▶ [Activity] Find the word "subtitle" in the records and copy every line where it occurs.

▶ [Material provided]
------------
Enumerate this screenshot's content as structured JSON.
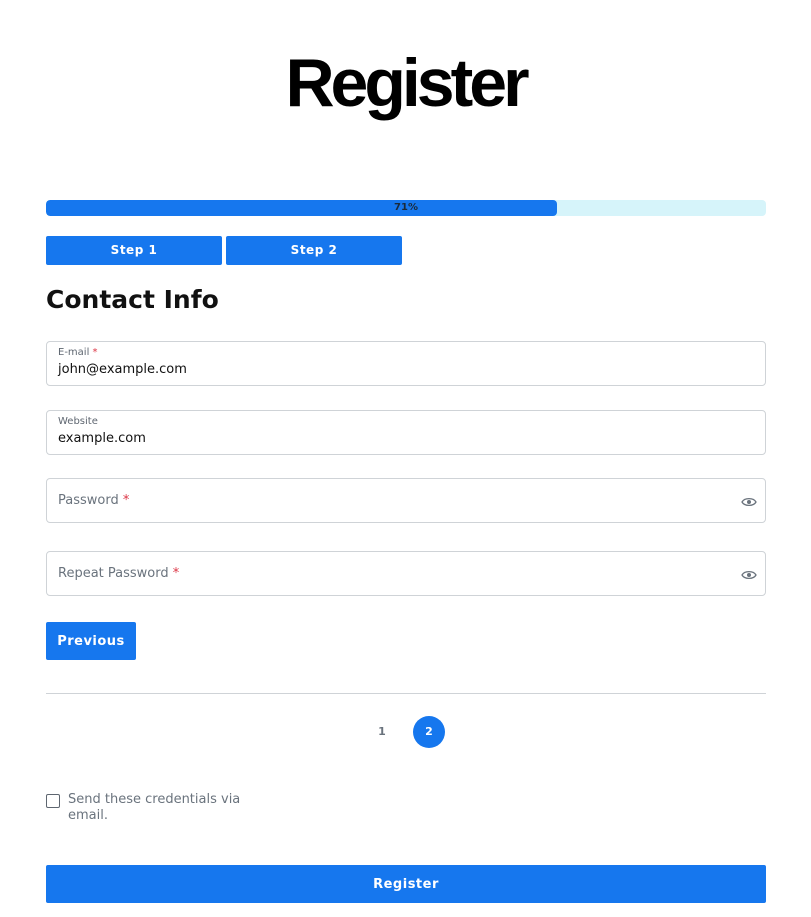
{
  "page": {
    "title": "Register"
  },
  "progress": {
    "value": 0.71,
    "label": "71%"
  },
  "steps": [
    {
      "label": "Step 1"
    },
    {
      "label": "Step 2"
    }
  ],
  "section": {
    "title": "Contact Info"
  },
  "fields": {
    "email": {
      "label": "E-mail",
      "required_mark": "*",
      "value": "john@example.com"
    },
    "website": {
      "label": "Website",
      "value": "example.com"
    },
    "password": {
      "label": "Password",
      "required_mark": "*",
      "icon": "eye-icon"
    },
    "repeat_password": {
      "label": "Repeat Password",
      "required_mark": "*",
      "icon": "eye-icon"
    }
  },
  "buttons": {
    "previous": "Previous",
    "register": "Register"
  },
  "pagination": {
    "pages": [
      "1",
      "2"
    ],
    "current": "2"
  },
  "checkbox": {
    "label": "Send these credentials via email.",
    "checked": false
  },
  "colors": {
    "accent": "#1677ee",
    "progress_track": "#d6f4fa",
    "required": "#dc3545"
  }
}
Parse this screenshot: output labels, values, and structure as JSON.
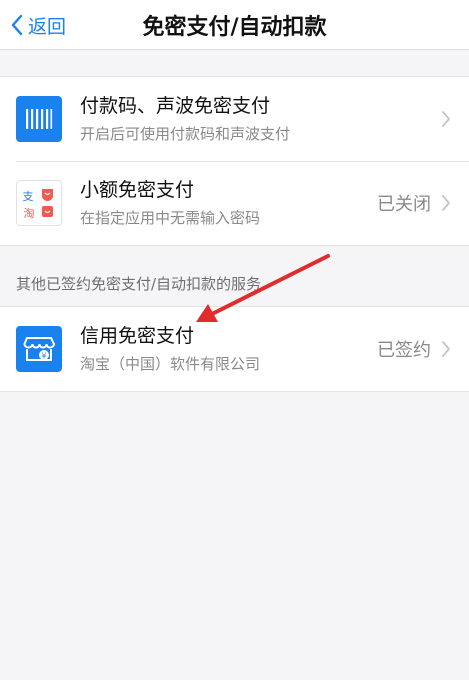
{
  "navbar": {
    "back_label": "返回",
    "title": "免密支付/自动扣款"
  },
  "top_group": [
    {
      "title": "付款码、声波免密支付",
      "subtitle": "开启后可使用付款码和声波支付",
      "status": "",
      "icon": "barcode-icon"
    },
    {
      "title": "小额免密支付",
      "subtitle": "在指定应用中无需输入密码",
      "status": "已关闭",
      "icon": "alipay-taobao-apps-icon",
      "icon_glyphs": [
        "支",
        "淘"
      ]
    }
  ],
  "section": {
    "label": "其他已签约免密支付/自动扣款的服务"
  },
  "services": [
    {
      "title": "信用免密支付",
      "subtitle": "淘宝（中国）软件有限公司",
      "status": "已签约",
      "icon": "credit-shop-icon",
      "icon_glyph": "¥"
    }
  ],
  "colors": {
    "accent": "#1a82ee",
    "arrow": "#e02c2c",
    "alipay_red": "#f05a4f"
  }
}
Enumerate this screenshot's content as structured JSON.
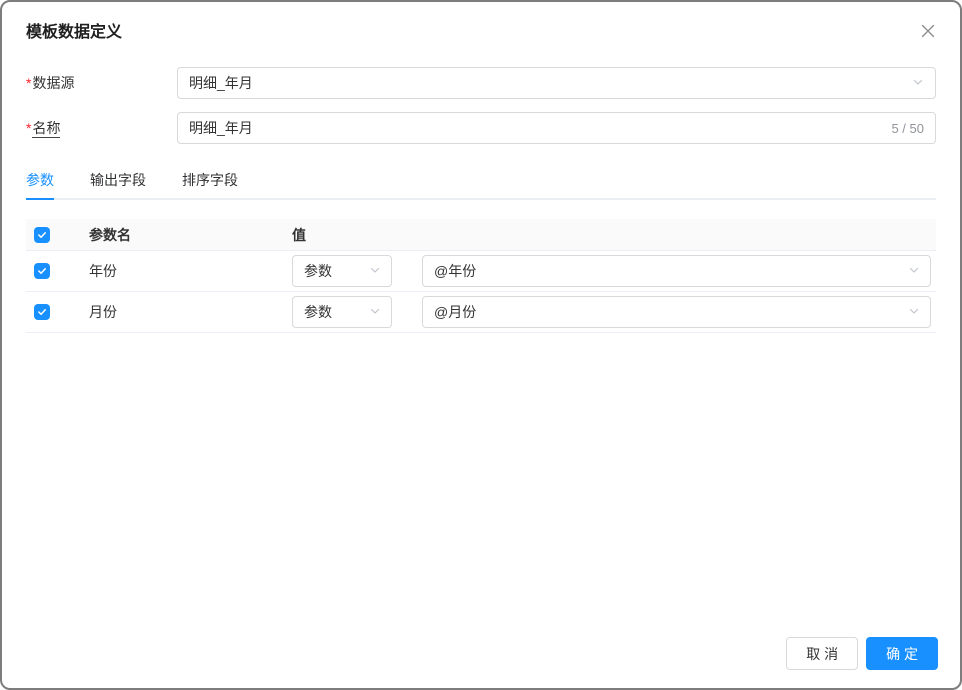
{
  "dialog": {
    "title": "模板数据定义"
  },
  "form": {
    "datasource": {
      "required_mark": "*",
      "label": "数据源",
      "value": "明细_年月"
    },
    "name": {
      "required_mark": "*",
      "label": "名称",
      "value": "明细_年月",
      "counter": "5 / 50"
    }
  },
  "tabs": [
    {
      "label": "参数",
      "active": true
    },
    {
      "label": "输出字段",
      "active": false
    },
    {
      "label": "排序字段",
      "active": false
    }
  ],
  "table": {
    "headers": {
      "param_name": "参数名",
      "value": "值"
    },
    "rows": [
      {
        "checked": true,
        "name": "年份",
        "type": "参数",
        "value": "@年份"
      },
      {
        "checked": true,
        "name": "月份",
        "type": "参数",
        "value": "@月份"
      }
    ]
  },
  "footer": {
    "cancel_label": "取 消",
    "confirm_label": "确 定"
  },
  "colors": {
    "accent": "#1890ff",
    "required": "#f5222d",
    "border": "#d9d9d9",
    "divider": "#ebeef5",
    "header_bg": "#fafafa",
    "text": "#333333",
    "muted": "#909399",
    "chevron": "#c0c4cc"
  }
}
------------
▶ [Expected answer]
      "subtitle": "开启后可使用付款码和声波支付",
      "subtitle": "在指定应用中无需输入密码",
      "subtitle": "淘宝（中国）软件有限公司",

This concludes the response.